Monday, May 26, 2014

Getting Naked. Again

          Have you ever had that dream?  The one where you’re suddenly standing naked in front of a crowd of people?
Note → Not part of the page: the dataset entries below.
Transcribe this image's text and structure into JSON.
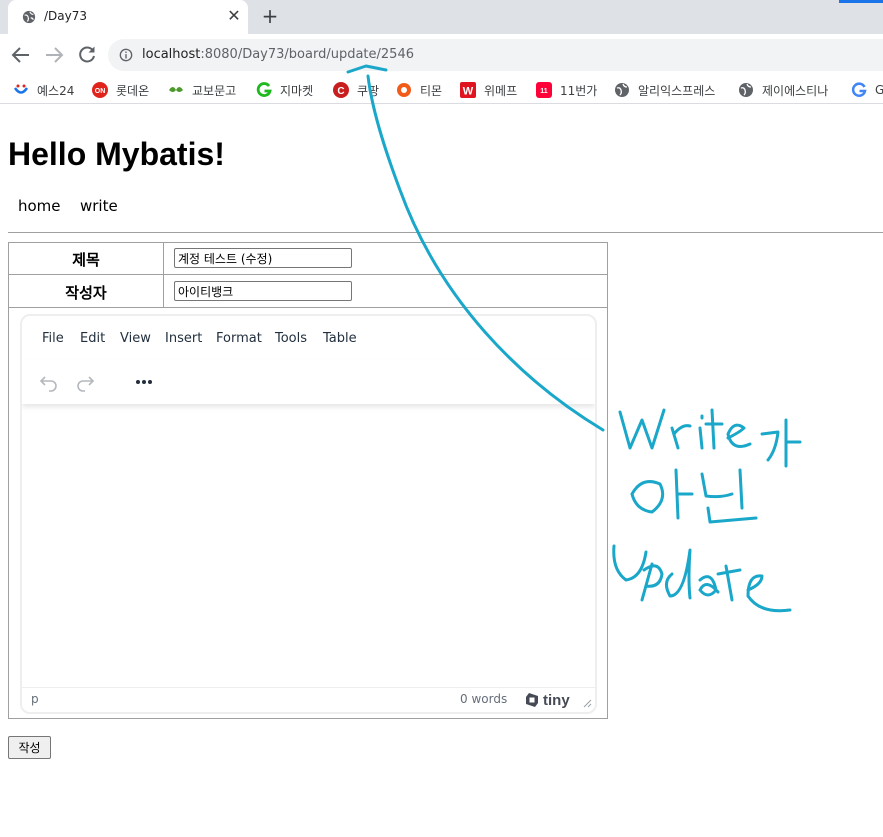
{
  "browser": {
    "tab_title": "/Day73",
    "url_host": "localhost",
    "url_rest": ":8080/Day73/board/update/2546"
  },
  "bookmarks": [
    {
      "label": "예스24",
      "icon": "yes24-icon",
      "color": "#1a73e8"
    },
    {
      "label": "롯데온",
      "icon": "lotteon-icon",
      "color": "#e0241b"
    },
    {
      "label": "교보문고",
      "icon": "kyobo-icon",
      "color": "#4c9a2a"
    },
    {
      "label": "지마켓",
      "icon": "gmarket-icon",
      "color": "#1db91d"
    },
    {
      "label": "쿠팡",
      "icon": "coupang-icon",
      "color": "#c81e1e"
    },
    {
      "label": "티몬",
      "icon": "tmon-icon",
      "color": "#f25c19"
    },
    {
      "label": "위메프",
      "icon": "wemakeprice-icon",
      "color": "#e0141e"
    },
    {
      "label": "11번가",
      "icon": "11st-icon",
      "color": "#ff0038"
    },
    {
      "label": "알리익스프레스",
      "icon": "globe-icon",
      "color": "#5f6368"
    },
    {
      "label": "제이에스티나",
      "icon": "globe-icon",
      "color": "#5f6368"
    },
    {
      "label": "G",
      "icon": "google-icon",
      "color": "#4285f4"
    }
  ],
  "page": {
    "title": "Hello Mybatis!",
    "nav": [
      "home",
      "write"
    ]
  },
  "form": {
    "title_label": "제목",
    "title_value": "계정 테스트 (수정)",
    "author_label": "작성자",
    "author_value": "아이티뱅크",
    "submit_label": "작성"
  },
  "editor": {
    "menus": [
      "File",
      "Edit",
      "View",
      "Insert",
      "Format",
      "Tools",
      "Table"
    ],
    "status_path": "p",
    "word_count": "0 words",
    "brand": "tiny"
  },
  "annotation": {
    "color": "#1aa7c9",
    "text_lines": [
      "Write가",
      "아닌",
      "Update"
    ]
  }
}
You’re utterly aware there’s nothing you can do, nowhere to run, nowhere to hide.  People are going judge you, jeer at you, laugh at you—hell, even make unwanted advances.  You have no idea what’s in store; all you know is you’re naked and it’s about to happen.

          That’s pretty much what it’s like every time artists expose themselves to the public.  Instead of genitalia, we’re exposing other pieces of ourselves through a painting, a song, a dance, a film—whatever creation we’re putting out there for the world to see, to sense, to judge.  It’s damn scary, but utterly necessary if you’re the type of artist whose goal is to share, to communicate with your fellow man. 

          I am such a fool and my latest strip tease was a bona fide cherry popper:  my feature film directorial debut, Deadly Revisions.  I had worked for nearly a year and a half, turning my script into a slow-burn, psychological thriller and it was time to share it with the world.  Thus, I began submitting it to film festivals.  It immediately generated interest and, before I knew it, I had folks wanting to review it.

          Terrifying.  What if they hated it?  What if it was buried in bad reviews before it even got off the ground?  Now I wasn’t just standing naked before a crowd:  I was naked and suffering from shrinkage.  All I could do was hold my breath, prepare for the worst and hope for the best.  Hints came my way that I could put the hari-kiri knife away.  But I still held my breath.   Then the reviews began to emerge and, suddenly, I could breathe again.

          GuestStars Blog called it an "Amazing Flick!".  The Char Hardin Blogspot dubbed it "Mind Blowing!" deemed it "Very Clever!", Twisted Central called it “a twisted mind bender” and A Bucket of Corn declared  it “Visionary!”.  I was still naked, but relatively unscathed which allowed me to relax a little; even if no one else liked the film, I knew at least I had made a few folks happy.

          And that’s all you can hope for.  You can’t imagine you can please everyone.  You shouldn’t even try.  You should please yourself as much as possible and hope others find pleasure in what you’ve created.

          To find information on where Deadly Revisions is screening next, visit And if I’m there, come say “hello”. 

           I’ll be easy to spot; I’ll be the naked guy.